In field vibration assessment of the piping in a reciprocating compressor plant
Dr. R.J. Fawcett, Dynaflow Research Group, 3rd International Rotating Equipment Conference (IREC); Pumps, Compressors and Vacuum Technology, Düsseldorf, 14 – 15 September 2016
For a number of years visible vibrations were noticeable in the process piping connected to a reciprocating compressor at a refinery, this was despite a pulsation analysis having been conducted at the design stage. The effects of these vibrations were also visible in the small-bore instrumentation pipes, even though they were braced back to the main run pipe. The operator of the plant was worried that fatigue cracks could occur, especially in the small bore lines, and therefore a study was conducted to determine how the vibration levels could be reduced and whether they were leading to stress levels exceeding the endurance limit.
To calculate the stress magnitudes arising in the piping, with a special emphasis on the small bore connections, a forced mechanical response analysis was performed using a numerical computer model. As well as using the as-built technical drawings the behaviour of the model was tuned to replicate the findings of in-field vibration measurements taken upon both the piping and the bracing. Tuning a piping model to replicate the dynamic behaviour of an operating piping system is not a trivial undertaking. Within this paper the effect of various factors that were given special attention in tuning (matching) the computational model will be discussed.
Special attention was given on how to ensure that the correct mechanical mode shapes were present in the model and that they were excited to the same level as in the field. These mode shapes were identified from the vibration measurements taken using a three-axis accelerometer. Factors such as equipment weights within the piping, and gaps and stiffnesses in the supporting deviate to varying degrees from those envisaged at the design stage in any piping system. Consequently the mechanical resonance modes predicted by the numerical model, initially based on the as-built technical drawings, exhibited some differences from those measured in the field. This was in terms of their shapes but also their response at a given excitation frequency.
In tuning the model the stiffness of the spring loaded guide supports, both laterally and axially had to be varied, as well as the stiffness of the bracing of the small bore branches. Only by modifying these values was it possible to match the vibration amplitudes seen in the field with the computational simulation of the piping system. It is impossible to include these factors at the design stage and they are adressed by the requirement that all mechanical resonance modes should be above 2.4 times the compressor rotational speed. However unintensional installation factors could result in this margin not being met in the field, and thus this additional modelling step with a tuned model is required for determining the stress level and the margin of safety.
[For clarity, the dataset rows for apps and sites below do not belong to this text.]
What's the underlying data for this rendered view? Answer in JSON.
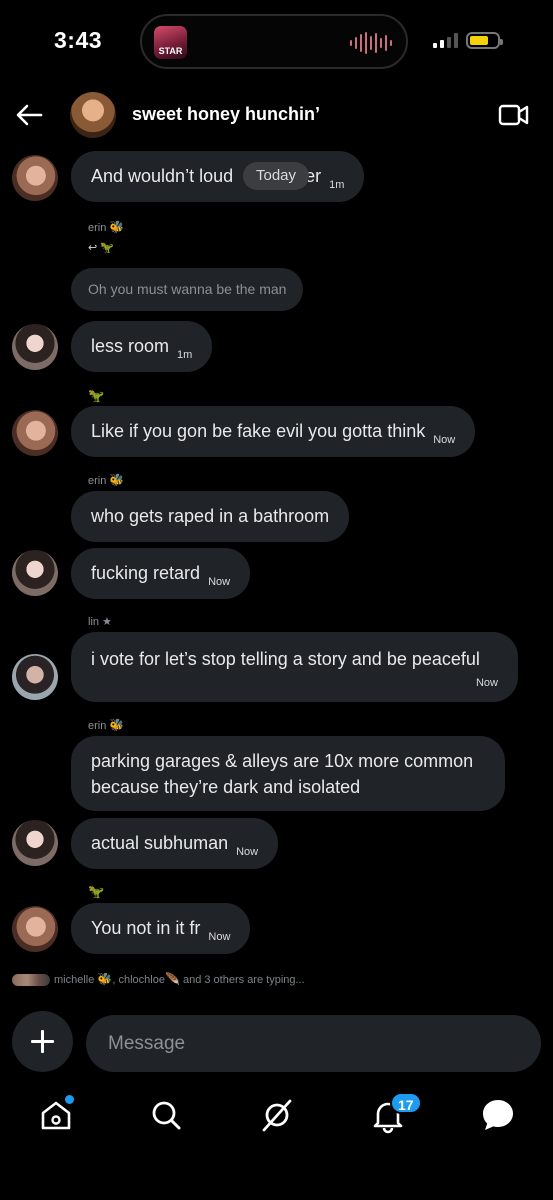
{
  "status_bar": {
    "time": "3:43",
    "island_app_label": "STAR",
    "signal_icon": "cellular-signal-icon",
    "battery_icon": "battery-icon",
    "battery_color": "#f5d20a"
  },
  "header": {
    "title": "sweet honey hunchin’",
    "back_icon": "back-arrow-icon",
    "video_icon": "video-call-icon"
  },
  "date_divider": "Today",
  "messages": [
    {
      "text": "And wouldn’t loud",
      "tail": "er",
      "time": "1m"
    },
    {
      "sender": "erin",
      "sender_emoji": "🐝",
      "reply_marker": "↩ 🦖",
      "reply_text": "Oh you must wanna be the man"
    },
    {
      "text": "less room",
      "time": "1m"
    },
    {
      "sender_emoji": "🦖",
      "text": "Like if you gon be fake evil you gotta think",
      "time": "Now"
    },
    {
      "sender": "erin",
      "sender_emoji": "🐝",
      "text": "who gets raped in a bathroom"
    },
    {
      "text": "fucking retard",
      "time": "Now"
    },
    {
      "sender": "lin ★",
      "text": "i vote for let’s stop telling a story and be peaceful",
      "time": "Now"
    },
    {
      "sender": "erin",
      "sender_emoji": "🐝",
      "text": "parking garages & alleys are 10x more common because they’re dark and isolated"
    },
    {
      "text": "actual subhuman",
      "time": "Now"
    },
    {
      "sender_emoji": "🦖",
      "text": "You not in it fr",
      "time": "Now"
    }
  ],
  "typing_indicator": {
    "michelle": "michelle",
    "michelle_emoji": "🐝",
    "chlochloe": ", chlochloe",
    "chlochloe_emoji": "🪶",
    "others": " and 3 others are typing..."
  },
  "composer": {
    "add_icon": "plus-icon",
    "placeholder": "Message"
  },
  "tabbar": {
    "tabs": [
      {
        "name": "home-icon",
        "dot": true
      },
      {
        "name": "search-icon"
      },
      {
        "name": "grok-icon"
      },
      {
        "name": "notifications-icon",
        "badge": "17"
      },
      {
        "name": "messages-icon"
      }
    ],
    "accent_color": "#1d9bf0"
  }
}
The output of the study was a robust set of conclusions to the operator of what changes should be made to ensure there was sufficient margin to prevent cracking in the line. The vibrations in the header lines were reduced using rigid supports where possible, given thermal expansion of the system, which have far fewer unknowns in their installation in the field than supports with pre-loaded springs. Additionally recommendations were given for the bracing and gussets on the small bore instrumentation lines so they were less sensitive to vibrations in the header.
In sharing this study though the intention is to increase the awareness of the factors that need to be considered when tuning a numerical piping model to replicate the field experience under a dynamic loading such as pressure pulsations. Thus increasing the accuracy of numerical simulations used for assessing potentially critical situations in the field.